My love affair with superheroes began when I was about eight, seeking out the comic book section of the grocery store while my parents stood in line. I eagerly perused the new issues each week, searching for a good story to accompany the colorful illustrations, and quickly found a number of favorites. I was disappointed; however, that almost all of the “heroes” were men. Don’t get me wrong, I enjoyed reading about Batman and Superman, but it seemed most of the women who wore costumes were sidekicks, cousins, or nieces of the male heroes, who were considered the main attraction.
Where was the role model for young girls? Only one female “superheroine” stood out to me as being a character in her own right, with her own storylines not dependent on a relationship with a male character. Who was this independent woman-Wonder Woman of course! She could fight the bad guys as well as any costumed superhero, with strength, speed, and grace that defied the laws of physics, as well as the limits of ordinary men. She was beautiful, brilliant, and had her own gadgets, not to mention an invisible plane. What made her really stand out though, was her kindness, and her resolve to end conflicts without violence whenever possible.
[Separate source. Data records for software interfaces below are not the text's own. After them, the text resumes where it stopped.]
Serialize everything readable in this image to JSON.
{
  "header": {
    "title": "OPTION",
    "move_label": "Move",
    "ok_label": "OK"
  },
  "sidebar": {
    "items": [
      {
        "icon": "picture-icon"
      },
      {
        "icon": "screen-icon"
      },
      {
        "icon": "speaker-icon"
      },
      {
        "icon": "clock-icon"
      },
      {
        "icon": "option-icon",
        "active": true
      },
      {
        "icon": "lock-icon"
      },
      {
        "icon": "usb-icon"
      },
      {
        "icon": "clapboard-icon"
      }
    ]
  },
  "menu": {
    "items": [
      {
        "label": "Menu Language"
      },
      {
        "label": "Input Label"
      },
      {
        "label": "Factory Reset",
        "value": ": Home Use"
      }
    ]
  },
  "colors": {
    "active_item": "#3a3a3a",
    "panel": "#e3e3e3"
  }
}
“Wonder Woman” began her career as a comic book character in 1941. She has graced numerous issues since then, both as a solo character and as a member of the Justice League. She appeared in numerous cartoons and a live-action television series in the 1970s. Over the years, her image has graced every sort of merchandise imaginable, including lunch boxes, Barbie dolls, and costumes to fit fans of every age. She has been held up as an icon for feminism, for female independence, for patriotism thanks to her early years fighting Nazis and her colorful costume, and as a role model for impressionable young girls.
Last year, she made her big screen debut in the somewhat disappointing
Marvel D.C. epic Batman v Superman: Dawn of Justice. Despite the problems with the last few Marvel D.C. features, including the most recent, Suicide Squad, I’m still holding out hope that the movie version of Wonder Woman, coming to theatres on June 2nd, is worthy of the legacy of the character. I’m crossing my fingers that Warner Bros. have learned from the issues with their other features: namely, that big budget special effects don’t make up for poorly developed plots and badly underdeveloped characters.
I’m hoping that the newest incarnation of my favorite childhood superheroine actually lives up to the hype her character deserves. In an age where superheroes are no longer considered just for kids, don’t we deserve an epic blockbuster about the number one costumed female hero of all time?
Here’s to seeing you in the ticket line.
Whoops! Sorry, everyone. Of course, Wonder Woman, Batman, and Superman are products of D.C., not Marvel. I obviously did not drink my tea before I wrote that. My apologies for the confusion.